Those in search of a walking holiday, or seeking a pilgrimage abroad, should look no further than The Way of St Francis – Italy’s answer to Spain’s famous but often crowded spiritual path, Camino de Santiago.
The full length of this 340-mile trek, called Via Francigena di San Francesco in Italian, stretches from Florence to Rome via Assisi. It links the major sites in the saint’s life, but pilgrims have to walk only the last 62 miles from Rieti.
You’ll need a good companion – someone with patience, cheerfulness, a sense of humour and the knack of knowing when to chat and when to keep silent. All qualities possessed by my friend Mo.
Journey’s end at St Peter’s Square and the largest church in the world – St Peter’s Basilica
Crucially, we walk at the same pace. Going with someone much faster or slower would be dispiriting or annoying. And having separate rooms each night was money well spent.
We walked for hours every day, seeing barely a soul, feeling like explorers, pioneers even. Sometimes the only sign we weren’t alone in the world was the odd footprint in the dust.
During the whole week we met only a handful of people – Austrians and Dutch – although when we did meet again at random points along the way, we greeted each other like long-lost friends.
You cross a variety of terrains: steep hills, wooded valleys, nature reserves, rolling farmland with vineyards and olive groves.
There are reminders of ancient Rome, such as the Via Salaria (the Salt Road) and the Sabine Hills (whose women were notoriously abducted by Roman soldiers). And you can spot the leftovers from medieval conflicts, such as defensive walls and watch towers.
When our guidebook rates a section as hard, it’s not kidding. Even days rated moderate or easy are long, and all but one of them involve some serious hills. Over our six days we climbed a total of 9,445ft, twice the height of Ben Nevis.
And while you don’t have to be young or super-fit to take on The Way of St Francis, you should have some experience of regular five- or six-mile-plus walks, preferably involving hills. Stamina is equally important, as sometimes you just need to keep putting one foot in front of another and not weep with sweaty exhaustion.
You’ll quickly learn why a lot of the place names you’re heading to begin with the word ‘monte’ – Italian for mountain.
You cross a variety of terrains: steep hills, wooded valleys, nature reserves, rolling farmland with vineyards and olive groves
But the rigours are worth it. The views are spectacular, the sleepy old parts of hilltop villages feel timeless, the wild flowers are wonderful. Everything feels lush and fertile.
And at the end of a long hike, the agriturismi – ‘farm-stays’ – and B&Bs are warm and welcoming. One owner, when we were running late, actually came out to look for us. The big plates of pasta we were given never felt so well deserved. My favourite came with black truffles, butter and sage.

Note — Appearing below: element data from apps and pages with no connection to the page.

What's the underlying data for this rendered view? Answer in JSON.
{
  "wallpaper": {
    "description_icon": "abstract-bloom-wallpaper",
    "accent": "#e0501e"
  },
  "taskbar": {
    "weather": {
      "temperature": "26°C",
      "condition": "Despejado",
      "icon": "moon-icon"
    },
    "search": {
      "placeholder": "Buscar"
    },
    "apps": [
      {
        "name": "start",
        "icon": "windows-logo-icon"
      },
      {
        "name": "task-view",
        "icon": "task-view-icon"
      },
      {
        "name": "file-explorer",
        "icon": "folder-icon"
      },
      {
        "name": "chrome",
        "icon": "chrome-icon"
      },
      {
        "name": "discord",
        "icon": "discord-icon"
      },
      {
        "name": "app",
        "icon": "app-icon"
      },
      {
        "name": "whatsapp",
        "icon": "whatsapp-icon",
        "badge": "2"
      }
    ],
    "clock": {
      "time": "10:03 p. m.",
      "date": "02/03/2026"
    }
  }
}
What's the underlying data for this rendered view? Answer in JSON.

Essential kit includes good, worn-in walking boots, proper socks (bamboo ones never seem to smell), plenty of water and a hat, as although much of The Way of St Francis is mercifully in shade, meaning you can walk all day, there are some long sections where you are exposed to the sun.
And while I’m not normally a snacker, over the week I wolfed down nuts, crisps, cereal bars, fresh and dried fruit and boiled sweets by the handful. Often these nibbles had to do for lunch, as shops or cafes were few and far between. In some parts, they were non-existent.

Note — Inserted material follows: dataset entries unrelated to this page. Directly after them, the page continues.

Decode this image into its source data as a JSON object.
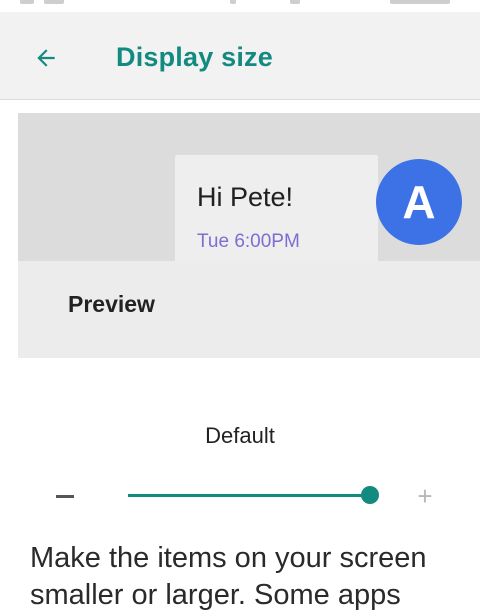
{
  "app_bar": {
    "title": "Display size",
    "accent_color": "#138a80"
  },
  "preview": {
    "message": "Hi Pete!",
    "timestamp": "Tue 6:00PM",
    "avatar_letter": "A",
    "avatar_color": "#3d72e6",
    "label": "Preview"
  },
  "size": {
    "current_label": "Default",
    "slider_level": 1.0
  },
  "description": {
    "line1": "Make the items on your screen",
    "line2": "smaller or larger. Some apps"
  }
}
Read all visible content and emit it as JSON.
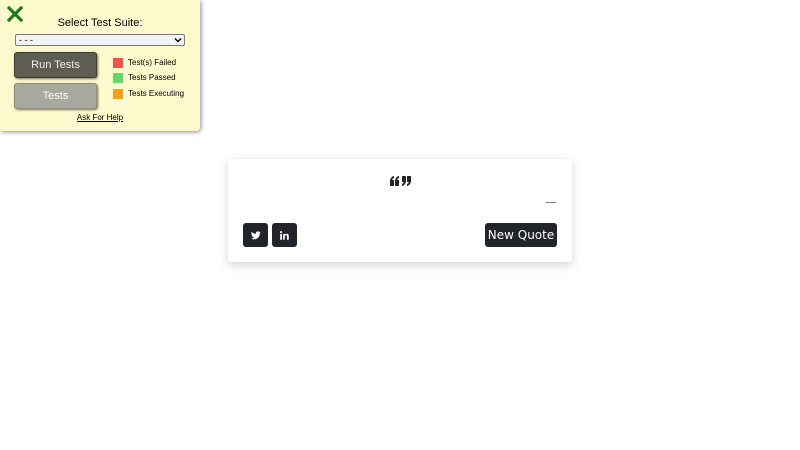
{
  "test_panel": {
    "title": "Select Test Suite:",
    "suite_select_value": "- - -",
    "run_tests_label": "Run Tests",
    "tests_label": "Tests",
    "legend": [
      {
        "label": "Test(s) Failed",
        "color": "#f0574a"
      },
      {
        "label": "Tests Passed",
        "color": "#64d66a"
      },
      {
        "label": "Tests Executing",
        "color": "#f5a01a"
      }
    ],
    "help_link": "Ask For Help",
    "close_icon_color": "#1f7a1f"
  },
  "quote_box": {
    "quote_icon": "quote-left-icon",
    "text": "",
    "author_prefix": "—",
    "twitter_icon": "twitter-icon",
    "linkedin_icon": "linkedin-icon",
    "new_quote_label": "New Quote",
    "accent_color": "#212529"
  }
}
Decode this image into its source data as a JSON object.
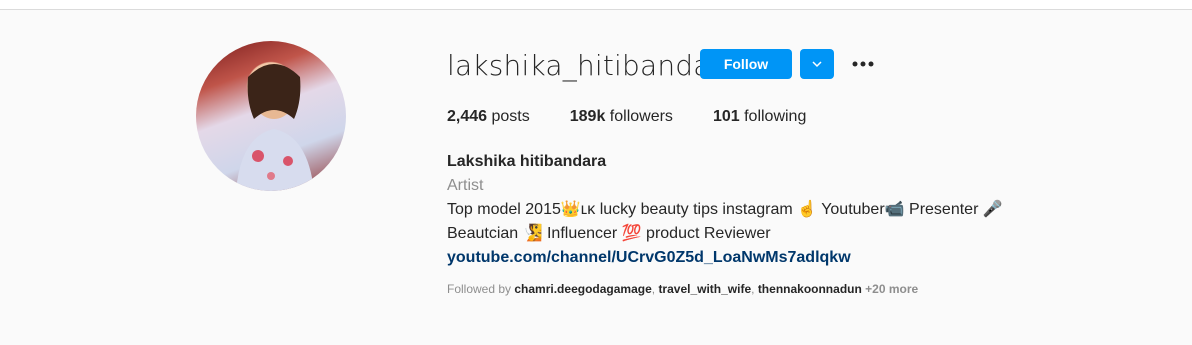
{
  "profile": {
    "username": "lakshika_hitibandara",
    "follow_label": "Follow",
    "stats": {
      "posts_count": "2,446",
      "posts_label": "posts",
      "followers_count": "189k",
      "followers_label": "followers",
      "following_count": "101",
      "following_label": "following"
    },
    "bio": {
      "full_name": "Lakshika hitibandara",
      "category": "Artist",
      "line1": "Top model 2015👑ʟᴋ lucky beauty tips instagram ☝️ Youtuber📹 Presenter 🎤",
      "line2": "Beautcian 🧏 Influencer 💯 product Reviewer",
      "link": "youtube.com/channel/UCrvG0Z5d_LoaNwMs7adlqkw"
    },
    "followed_by": {
      "prefix": "Followed by",
      "users": [
        "chamri.deegodagamage",
        "travel_with_wife",
        "thennakoonnadun"
      ],
      "more": "+20 more"
    }
  },
  "icons": {
    "dropdown": "chevron-down-icon",
    "more": "more-options-icon"
  },
  "colors": {
    "accent": "#0095f6",
    "link": "#00376b",
    "muted": "#8e8e8e"
  }
}
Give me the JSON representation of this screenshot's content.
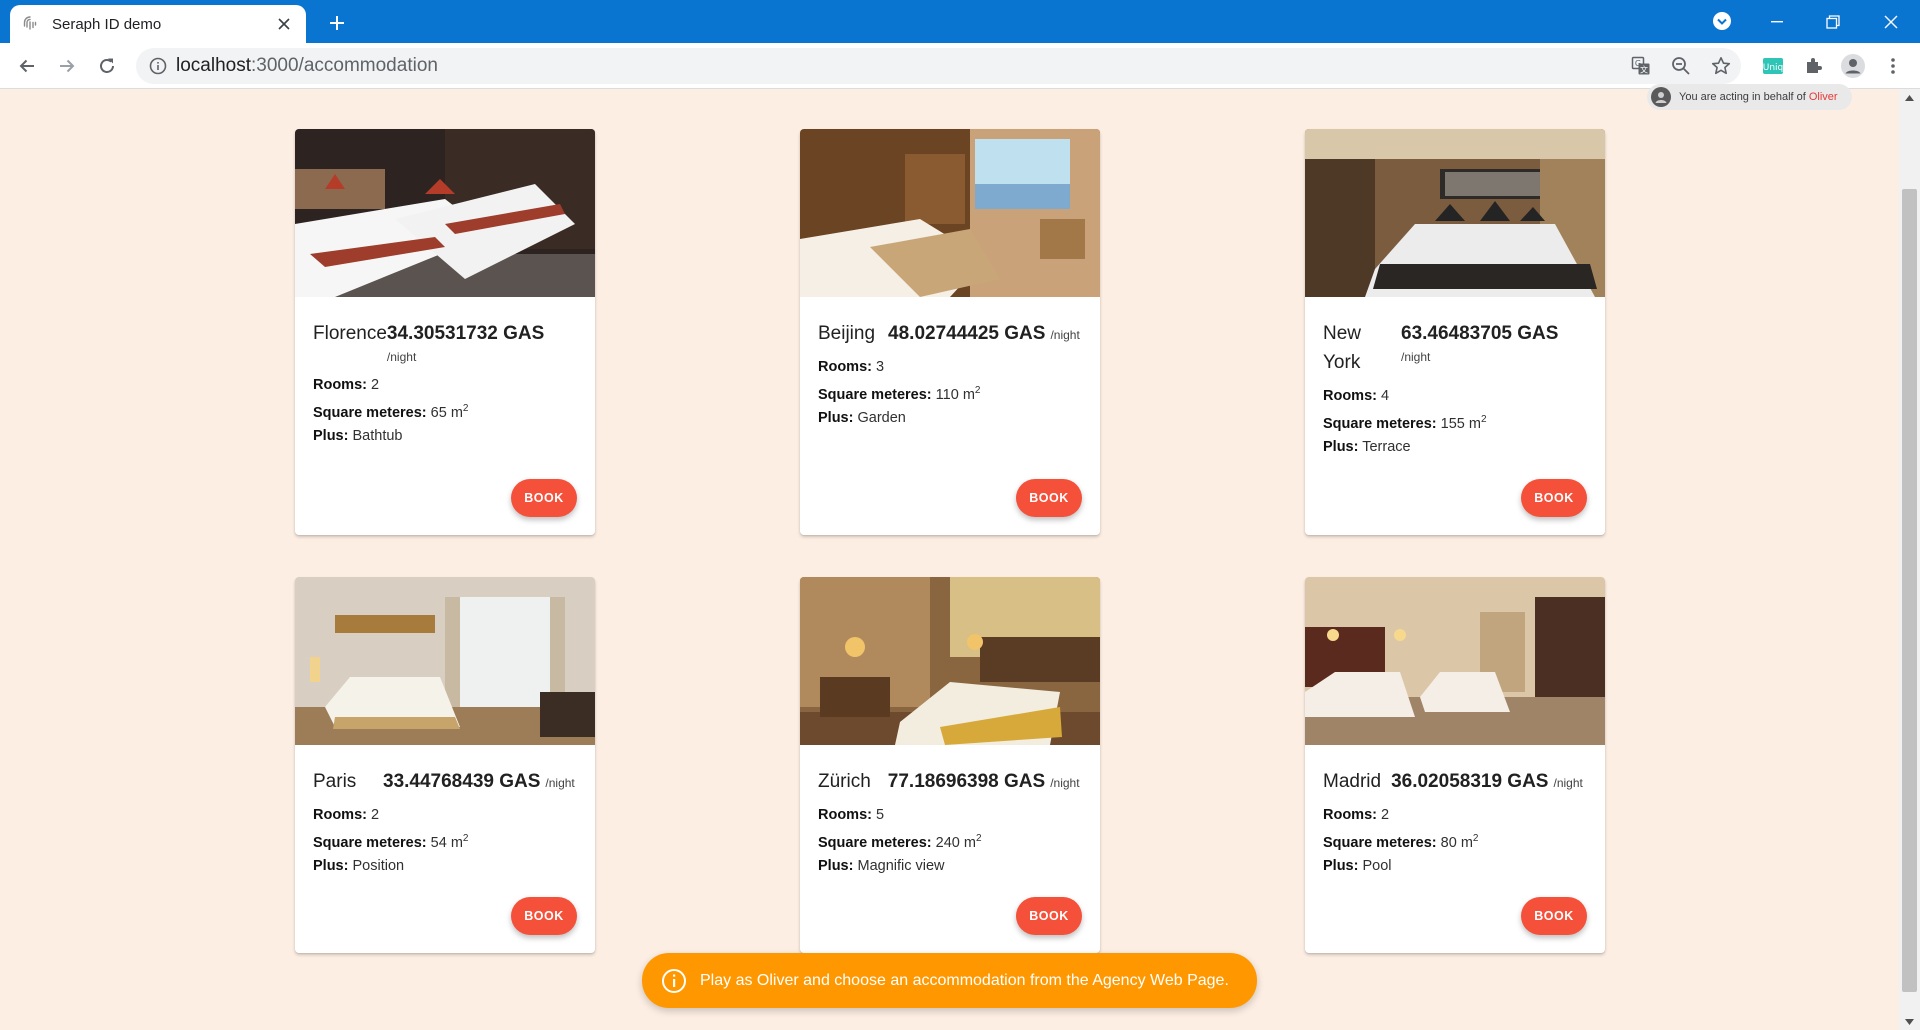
{
  "browser": {
    "tab_title": "Seraph ID demo",
    "url_host": "localhost",
    "url_path": ":3000/accommodation"
  },
  "banner": {
    "prefix": "You are acting in behalf of",
    "name": "Oliver"
  },
  "cards": [
    {
      "city": "Florence",
      "price": "34.30531732 GAS",
      "per": "/night",
      "rooms_label": "Rooms:",
      "rooms": "2",
      "sqm_label": "Square meteres:",
      "sqm": "65 m",
      "sqm_sup": "2",
      "plus_label": "Plus:",
      "plus": "Bathtub",
      "book": "BOOK"
    },
    {
      "city": "Beijing",
      "price": "48.02744425 GAS",
      "per": "/night",
      "rooms_label": "Rooms:",
      "rooms": "3",
      "sqm_label": "Square meteres:",
      "sqm": "110 m",
      "sqm_sup": "2",
      "plus_label": "Plus:",
      "plus": "Garden",
      "book": "BOOK"
    },
    {
      "city": "New York",
      "price": "63.46483705 GAS",
      "per": "/night",
      "rooms_label": "Rooms:",
      "rooms": "4",
      "sqm_label": "Square meteres:",
      "sqm": "155 m",
      "sqm_sup": "2",
      "plus_label": "Plus:",
      "plus": "Terrace",
      "book": "BOOK"
    },
    {
      "city": "Paris",
      "price": "33.44768439 GAS",
      "per": "/night",
      "rooms_label": "Rooms:",
      "rooms": "2",
      "sqm_label": "Square meteres:",
      "sqm": "54 m",
      "sqm_sup": "2",
      "plus_label": "Plus:",
      "plus": "Position",
      "book": "BOOK"
    },
    {
      "city": "Zürich",
      "price": "77.18696398 GAS",
      "per": "/night",
      "rooms_label": "Rooms:",
      "rooms": "5",
      "sqm_label": "Square meteres:",
      "sqm": "240 m",
      "sqm_sup": "2",
      "plus_label": "Plus:",
      "plus": "Magnific view",
      "book": "BOOK"
    },
    {
      "city": "Madrid",
      "price": "36.02058319 GAS",
      "per": "/night",
      "rooms_label": "Rooms:",
      "rooms": "2",
      "sqm_label": "Square meteres:",
      "sqm": "80 m",
      "sqm_sup": "2",
      "plus_label": "Plus:",
      "plus": "Pool",
      "book": "BOOK"
    }
  ],
  "snackbar": {
    "message": "Play as Oliver and choose an accommodation from the Agency Web Page."
  },
  "colors": {
    "titlebar": "#0a74d1",
    "page_background": "#fdeee3",
    "book_button": "#f4503a",
    "snackbar": "#ff9800",
    "acting_name": "#e53935"
  },
  "icons": {
    "tab_favicon": "fingerprint-icon",
    "tab_close": "close-icon",
    "new_tab": "plus-icon",
    "back": "arrow-left-icon",
    "forward": "arrow-right-icon",
    "reload": "reload-icon",
    "site_info": "info-icon",
    "translate": "translate-icon",
    "zoom": "zoom-out-icon",
    "bookmark": "star-icon",
    "extension": "uniq-extension-icon",
    "extensions": "puzzle-icon",
    "profile": "account-icon",
    "menu": "kebab-menu-icon",
    "snackbar": "info-circle-icon"
  }
}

A signpost that keeps pilgrims on the path
The luxury of having our luggage transferred between accommodation each day meant that while walking we had to carry only what we needed. We tried not to feel too sheepish when we met others who were laden with heavy rucksacks.
Most hosts speak some English, but it’s worth learning a few words of Italian: the usual courtesies, plus ways of asking – and understanding – directions. The Way is generally well signposted but it disappeared on parts of the penultimate day, making the guidebook’s instructions, previously just an adjunct to the way-markers, essential reading. You could, of course, use GPS.

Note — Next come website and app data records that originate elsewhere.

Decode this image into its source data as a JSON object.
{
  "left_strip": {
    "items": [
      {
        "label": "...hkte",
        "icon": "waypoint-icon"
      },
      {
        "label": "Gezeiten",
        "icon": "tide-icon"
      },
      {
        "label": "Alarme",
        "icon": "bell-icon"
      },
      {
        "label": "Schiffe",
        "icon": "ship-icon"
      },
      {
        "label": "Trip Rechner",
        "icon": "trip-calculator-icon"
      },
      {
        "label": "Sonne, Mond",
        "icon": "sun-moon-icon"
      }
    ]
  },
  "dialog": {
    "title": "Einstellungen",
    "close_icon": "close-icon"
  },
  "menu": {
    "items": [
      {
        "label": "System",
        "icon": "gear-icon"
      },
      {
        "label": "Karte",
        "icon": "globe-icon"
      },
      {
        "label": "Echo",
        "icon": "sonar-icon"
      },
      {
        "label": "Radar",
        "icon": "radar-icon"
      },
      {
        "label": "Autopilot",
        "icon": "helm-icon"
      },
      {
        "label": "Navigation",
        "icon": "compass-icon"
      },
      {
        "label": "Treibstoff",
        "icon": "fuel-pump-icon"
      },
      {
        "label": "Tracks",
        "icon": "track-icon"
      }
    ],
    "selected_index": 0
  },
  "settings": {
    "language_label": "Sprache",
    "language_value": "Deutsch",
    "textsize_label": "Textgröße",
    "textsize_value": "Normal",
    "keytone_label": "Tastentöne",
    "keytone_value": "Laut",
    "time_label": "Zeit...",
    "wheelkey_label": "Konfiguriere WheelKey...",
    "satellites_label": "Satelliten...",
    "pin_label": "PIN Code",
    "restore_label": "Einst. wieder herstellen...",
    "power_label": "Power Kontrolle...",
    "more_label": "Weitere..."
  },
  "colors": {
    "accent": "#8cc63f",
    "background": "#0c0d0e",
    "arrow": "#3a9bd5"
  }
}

The last day is urban rather than rural, but The Way makes maximum use of leafy cycle tracks and riverside walks, taking you along the Tiber itself to the Ponte Sant’Angelo and the road to the largest church in the world – St Peter’s Basilica.
There’s an almost childish pleasure in getting your pilgrim’s passport, or credenziale, stamped along The Way, and a great sense of achievement when you show it at the Opera Romana Pellegrinaggi in St Peter’s Square to receive your testimonium certificate, written, appropriately, in Latin with the date in Roman numerals.
Of course you don’t need to be religious to do a pilgrimage. We are Christians, so there were spiritual resonances for us, but even non-believers tend to think Saint Francis was a groovy saint. With his respect for nature and love of all living things, he’s often seen as the first environmentalist.
But people walk for all kinds of reasons: as a physical and mental challenge, for contemplation, for camaraderie, to reduce stress, to experience a different culture and as a way of reaching places you would never normally visit.
Whatever the reason, it is spine-tingling to enter the Eternal City, following in the footsteps of all those who have walked before you for more than 1,000 years from all corners of Europe. But they then had to walk all the way home again – another hardship that, thankfully, we didn’t have to endure.